I felt his discomfort as I touched his treasures. The vapour drifted about the shelves.
I nodded, my eyes shining at the torture she would endure, and he, when watching, unable to give aid, he too would suffer.
“Good Sir is it ready?”
“Aye my lady, you have the coins?”
I passed him the bag, he weighed it in his hand and nodded.
“A goodly sum. And you were never here Mistress?”
“No good apothecary, I was never here.”
I took the precious phial, swept out of the tiny room, and breathed in the cool night air. An owl hooted as its dark shape crossed the moon. I walked back to my chamber, cradling the liquid in its amber flask. I could wait another day.
The next evening, I dressed with care and tied my mask behind my curls.
At the Masquerade Revels, I moved close to the young woman who was my prey. Her glass stood empty and when he had refilled it, they smiled and moved to dance the Galliard.
I stood close, passed my hand over its lip and emptied the lethal amber drops into her glass.
“There you are Eris, my dearest love, come, I have looked for you these past three days, where have you been? No matter, I wish you to meet my sister, Trista.”
He took my hand and placed it into that of the woman I believed to be my rival.
“But I …”
“Dearest Love, did you think I had forsaken you? What a foolish one you are, I told you many a time, there can only be you. But my sister is my sweetest friend. Since childhood she alone can make me laugh at the simplest things.”
Under my mask my face paled and I looked back at where the goblet stood. I moved to reach it, pour its toxic contents into the sewer. His hand caught mine.
“Come dance with me, Eris, let me hear your news. Trista, your dance is the next …yes?”
‘Yes, my brother.’ She smiled at me, the gentlest expression of fondest grace.
He whirled me around, and all I saw was her slender figure moving towards the fatal drink.
“My lord, please, we must stop… she mustn’t …drink,”
I gazed towards her hand as she reached towards the goblet.
“No.” I screamed the word, too late.
Trista dropped to the ground; her body racked with pain. I groped my way to the garden, tore my mask from my eyes and stumbled over the pathway; my body froze and my eyes wide and staring recoiled from the fragrant honeysuckle, and the shocked stare of the moonflowers.
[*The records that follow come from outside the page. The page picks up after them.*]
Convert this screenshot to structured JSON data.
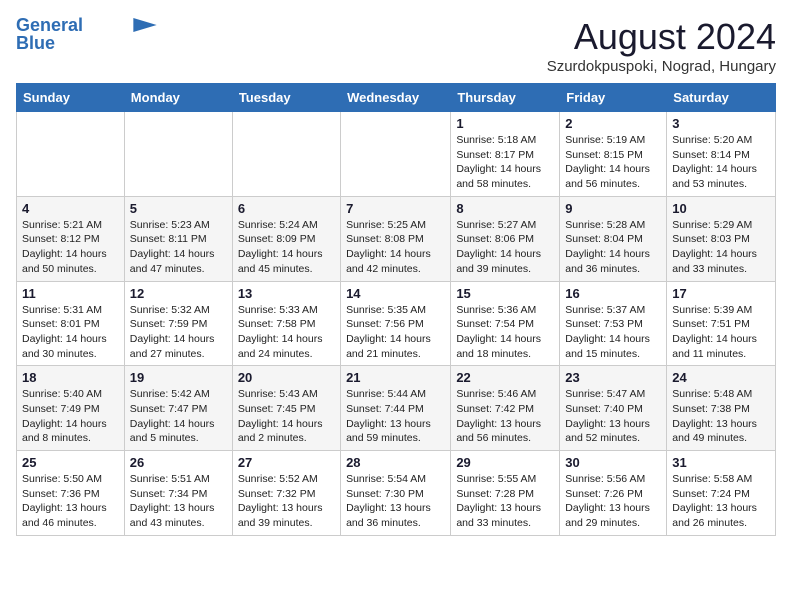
{
  "header": {
    "logo_line1": "General",
    "logo_line2": "Blue",
    "month": "August 2024",
    "location": "Szurdokpuspoki, Nograd, Hungary"
  },
  "weekdays": [
    "Sunday",
    "Monday",
    "Tuesday",
    "Wednesday",
    "Thursday",
    "Friday",
    "Saturday"
  ],
  "weeks": [
    [
      {
        "day": "",
        "info": ""
      },
      {
        "day": "",
        "info": ""
      },
      {
        "day": "",
        "info": ""
      },
      {
        "day": "",
        "info": ""
      },
      {
        "day": "1",
        "info": "Sunrise: 5:18 AM\nSunset: 8:17 PM\nDaylight: 14 hours\nand 58 minutes."
      },
      {
        "day": "2",
        "info": "Sunrise: 5:19 AM\nSunset: 8:15 PM\nDaylight: 14 hours\nand 56 minutes."
      },
      {
        "day": "3",
        "info": "Sunrise: 5:20 AM\nSunset: 8:14 PM\nDaylight: 14 hours\nand 53 minutes."
      }
    ],
    [
      {
        "day": "4",
        "info": "Sunrise: 5:21 AM\nSunset: 8:12 PM\nDaylight: 14 hours\nand 50 minutes."
      },
      {
        "day": "5",
        "info": "Sunrise: 5:23 AM\nSunset: 8:11 PM\nDaylight: 14 hours\nand 47 minutes."
      },
      {
        "day": "6",
        "info": "Sunrise: 5:24 AM\nSunset: 8:09 PM\nDaylight: 14 hours\nand 45 minutes."
      },
      {
        "day": "7",
        "info": "Sunrise: 5:25 AM\nSunset: 8:08 PM\nDaylight: 14 hours\nand 42 minutes."
      },
      {
        "day": "8",
        "info": "Sunrise: 5:27 AM\nSunset: 8:06 PM\nDaylight: 14 hours\nand 39 minutes."
      },
      {
        "day": "9",
        "info": "Sunrise: 5:28 AM\nSunset: 8:04 PM\nDaylight: 14 hours\nand 36 minutes."
      },
      {
        "day": "10",
        "info": "Sunrise: 5:29 AM\nSunset: 8:03 PM\nDaylight: 14 hours\nand 33 minutes."
      }
    ],
    [
      {
        "day": "11",
        "info": "Sunrise: 5:31 AM\nSunset: 8:01 PM\nDaylight: 14 hours\nand 30 minutes."
      },
      {
        "day": "12",
        "info": "Sunrise: 5:32 AM\nSunset: 7:59 PM\nDaylight: 14 hours\nand 27 minutes."
      },
      {
        "day": "13",
        "info": "Sunrise: 5:33 AM\nSunset: 7:58 PM\nDaylight: 14 hours\nand 24 minutes."
      },
      {
        "day": "14",
        "info": "Sunrise: 5:35 AM\nSunset: 7:56 PM\nDaylight: 14 hours\nand 21 minutes."
      },
      {
        "day": "15",
        "info": "Sunrise: 5:36 AM\nSunset: 7:54 PM\nDaylight: 14 hours\nand 18 minutes."
      },
      {
        "day": "16",
        "info": "Sunrise: 5:37 AM\nSunset: 7:53 PM\nDaylight: 14 hours\nand 15 minutes."
      },
      {
        "day": "17",
        "info": "Sunrise: 5:39 AM\nSunset: 7:51 PM\nDaylight: 14 hours\nand 11 minutes."
      }
    ],
    [
      {
        "day": "18",
        "info": "Sunrise: 5:40 AM\nSunset: 7:49 PM\nDaylight: 14 hours\nand 8 minutes."
      },
      {
        "day": "19",
        "info": "Sunrise: 5:42 AM\nSunset: 7:47 PM\nDaylight: 14 hours\nand 5 minutes."
      },
      {
        "day": "20",
        "info": "Sunrise: 5:43 AM\nSunset: 7:45 PM\nDaylight: 14 hours\nand 2 minutes."
      },
      {
        "day": "21",
        "info": "Sunrise: 5:44 AM\nSunset: 7:44 PM\nDaylight: 13 hours\nand 59 minutes."
      },
      {
        "day": "22",
        "info": "Sunrise: 5:46 AM\nSunset: 7:42 PM\nDaylight: 13 hours\nand 56 minutes."
      },
      {
        "day": "23",
        "info": "Sunrise: 5:47 AM\nSunset: 7:40 PM\nDaylight: 13 hours\nand 52 minutes."
      },
      {
        "day": "24",
        "info": "Sunrise: 5:48 AM\nSunset: 7:38 PM\nDaylight: 13 hours\nand 49 minutes."
      }
    ],
    [
      {
        "day": "25",
        "info": "Sunrise: 5:50 AM\nSunset: 7:36 PM\nDaylight: 13 hours\nand 46 minutes."
      },
      {
        "day": "26",
        "info": "Sunrise: 5:51 AM\nSunset: 7:34 PM\nDaylight: 13 hours\nand 43 minutes."
      },
      {
        "day": "27",
        "info": "Sunrise: 5:52 AM\nSunset: 7:32 PM\nDaylight: 13 hours\nand 39 minutes."
      },
      {
        "day": "28",
        "info": "Sunrise: 5:54 AM\nSunset: 7:30 PM\nDaylight: 13 hours\nand 36 minutes."
      },
      {
        "day": "29",
        "info": "Sunrise: 5:55 AM\nSunset: 7:28 PM\nDaylight: 13 hours\nand 33 minutes."
      },
      {
        "day": "30",
        "info": "Sunrise: 5:56 AM\nSunset: 7:26 PM\nDaylight: 13 hours\nand 29 minutes."
      },
      {
        "day": "31",
        "info": "Sunrise: 5:58 AM\nSunset: 7:24 PM\nDaylight: 13 hours\nand 26 minutes."
      }
    ]
  ]
}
My breaths came in shaky gasps and I dared not return to the milling guests who gathered around her tortured body.
A hand gripped my shoulder, pulled me round and I faced my lord.
“You knew, how did you know…?”
His hate washed over me.
“Why?” the spittle from the word hit my face. I dropped to the ground and clutched at his hand.
“Forgive me, I thought… I thought…” The words useless, trapped, would not form as his hand connected with my face and I fell backwards. Two guards caught hold of my arms and dragged me away.
I sit in the cell that is to become my home. Wracked with guilt and tortured with an ache I cannot lose; the guard opens the door.
I dare not look at the disgust and pain on my sister’s face, she the gentlest of souls who finds good in everyone.
“They will not kill you sister, you will not hang, or burn, nor will they behead you. He has asked that you be left to rot. Allowed to starve until your body yields up its life,” she says.
“No more than I expect.”
I crouch in the corner and reach towards her robe. She twists away then drops down, grabs my chin in her hand and glares at me.
“Live in pain sister, its more than you deserve, you evil wretched soul. God will not show you mercy, do not hope for it. You will not see me again,” she says.
My tears soak into the dirty straw and my body aches from the sobs I cannot stop. I scratch at my face and arms, but nothing stops the dread, and the self-loathing at what I have done.
And in the dark corners of the night, when the moon refuses to look at me, and the owls tell of my deed, the nightmares begin, and I know they will never end.